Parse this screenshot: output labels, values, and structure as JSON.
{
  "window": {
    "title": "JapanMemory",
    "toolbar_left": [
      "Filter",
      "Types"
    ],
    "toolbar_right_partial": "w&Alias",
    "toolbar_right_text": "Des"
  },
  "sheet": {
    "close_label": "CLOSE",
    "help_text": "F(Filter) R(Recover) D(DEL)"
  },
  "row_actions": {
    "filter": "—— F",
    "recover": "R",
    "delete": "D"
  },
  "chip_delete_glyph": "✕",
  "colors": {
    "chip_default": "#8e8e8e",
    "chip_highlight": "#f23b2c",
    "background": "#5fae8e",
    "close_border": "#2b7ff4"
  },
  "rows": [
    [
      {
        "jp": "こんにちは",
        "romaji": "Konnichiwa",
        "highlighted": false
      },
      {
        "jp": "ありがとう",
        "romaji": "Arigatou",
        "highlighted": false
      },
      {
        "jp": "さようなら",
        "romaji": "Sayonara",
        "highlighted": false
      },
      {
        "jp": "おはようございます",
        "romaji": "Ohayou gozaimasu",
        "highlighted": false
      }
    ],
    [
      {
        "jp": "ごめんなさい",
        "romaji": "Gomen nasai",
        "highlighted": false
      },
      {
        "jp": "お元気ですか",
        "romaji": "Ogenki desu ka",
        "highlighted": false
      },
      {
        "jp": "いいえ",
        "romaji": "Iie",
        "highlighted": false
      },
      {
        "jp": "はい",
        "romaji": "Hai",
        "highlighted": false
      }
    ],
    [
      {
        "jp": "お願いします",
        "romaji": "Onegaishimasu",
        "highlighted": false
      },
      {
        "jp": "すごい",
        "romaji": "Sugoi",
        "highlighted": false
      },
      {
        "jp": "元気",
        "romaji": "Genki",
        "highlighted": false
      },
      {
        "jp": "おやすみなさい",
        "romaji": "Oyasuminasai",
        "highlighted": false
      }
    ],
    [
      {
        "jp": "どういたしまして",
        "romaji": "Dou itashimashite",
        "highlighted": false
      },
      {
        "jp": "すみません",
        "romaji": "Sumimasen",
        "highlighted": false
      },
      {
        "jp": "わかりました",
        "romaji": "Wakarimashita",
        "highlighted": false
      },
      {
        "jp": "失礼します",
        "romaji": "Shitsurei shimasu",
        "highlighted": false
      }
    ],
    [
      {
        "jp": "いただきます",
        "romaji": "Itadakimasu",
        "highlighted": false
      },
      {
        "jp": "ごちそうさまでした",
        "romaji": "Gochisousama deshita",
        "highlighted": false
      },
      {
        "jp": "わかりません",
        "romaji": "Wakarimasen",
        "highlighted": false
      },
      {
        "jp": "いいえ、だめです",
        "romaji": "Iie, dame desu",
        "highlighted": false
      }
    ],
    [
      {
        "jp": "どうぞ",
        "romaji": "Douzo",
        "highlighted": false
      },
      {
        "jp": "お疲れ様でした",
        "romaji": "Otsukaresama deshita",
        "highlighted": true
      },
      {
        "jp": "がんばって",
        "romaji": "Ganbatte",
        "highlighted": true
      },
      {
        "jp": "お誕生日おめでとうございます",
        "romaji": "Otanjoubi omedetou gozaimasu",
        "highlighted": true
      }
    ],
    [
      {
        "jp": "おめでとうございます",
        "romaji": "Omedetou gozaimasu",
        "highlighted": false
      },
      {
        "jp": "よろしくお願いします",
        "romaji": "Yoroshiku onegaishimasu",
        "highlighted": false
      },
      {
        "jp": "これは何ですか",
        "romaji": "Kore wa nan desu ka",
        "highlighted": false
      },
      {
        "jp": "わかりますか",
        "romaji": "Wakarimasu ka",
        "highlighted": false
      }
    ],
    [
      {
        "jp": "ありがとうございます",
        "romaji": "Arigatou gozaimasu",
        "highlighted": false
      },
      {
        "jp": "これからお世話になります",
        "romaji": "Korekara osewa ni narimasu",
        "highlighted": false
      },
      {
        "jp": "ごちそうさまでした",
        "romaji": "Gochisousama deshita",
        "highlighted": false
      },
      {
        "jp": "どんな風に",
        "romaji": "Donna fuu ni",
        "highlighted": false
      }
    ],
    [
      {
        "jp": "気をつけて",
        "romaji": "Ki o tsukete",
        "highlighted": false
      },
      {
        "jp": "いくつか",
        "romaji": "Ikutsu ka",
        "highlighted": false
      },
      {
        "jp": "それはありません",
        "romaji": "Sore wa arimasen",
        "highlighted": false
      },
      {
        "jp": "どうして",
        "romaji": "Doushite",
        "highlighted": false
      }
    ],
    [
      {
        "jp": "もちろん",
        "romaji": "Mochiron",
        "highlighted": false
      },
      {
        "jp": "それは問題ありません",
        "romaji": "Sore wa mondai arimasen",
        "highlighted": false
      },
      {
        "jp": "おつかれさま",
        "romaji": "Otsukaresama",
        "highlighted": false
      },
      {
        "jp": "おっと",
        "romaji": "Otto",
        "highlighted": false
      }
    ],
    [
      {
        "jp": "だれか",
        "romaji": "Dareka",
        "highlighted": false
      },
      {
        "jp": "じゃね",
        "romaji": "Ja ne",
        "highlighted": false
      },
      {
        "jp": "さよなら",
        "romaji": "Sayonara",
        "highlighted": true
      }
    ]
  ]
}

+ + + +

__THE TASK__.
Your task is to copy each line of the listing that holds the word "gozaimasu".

__EXERCISE SOLUTION__.
        "romaji": "Ohayou gozaimasu",
        "romaji": "Otanjoubi omedetou gozaimasu",
        "romaji": "Omedetou gozaimasu",
        "romaji": "Arigatou gozaimasu",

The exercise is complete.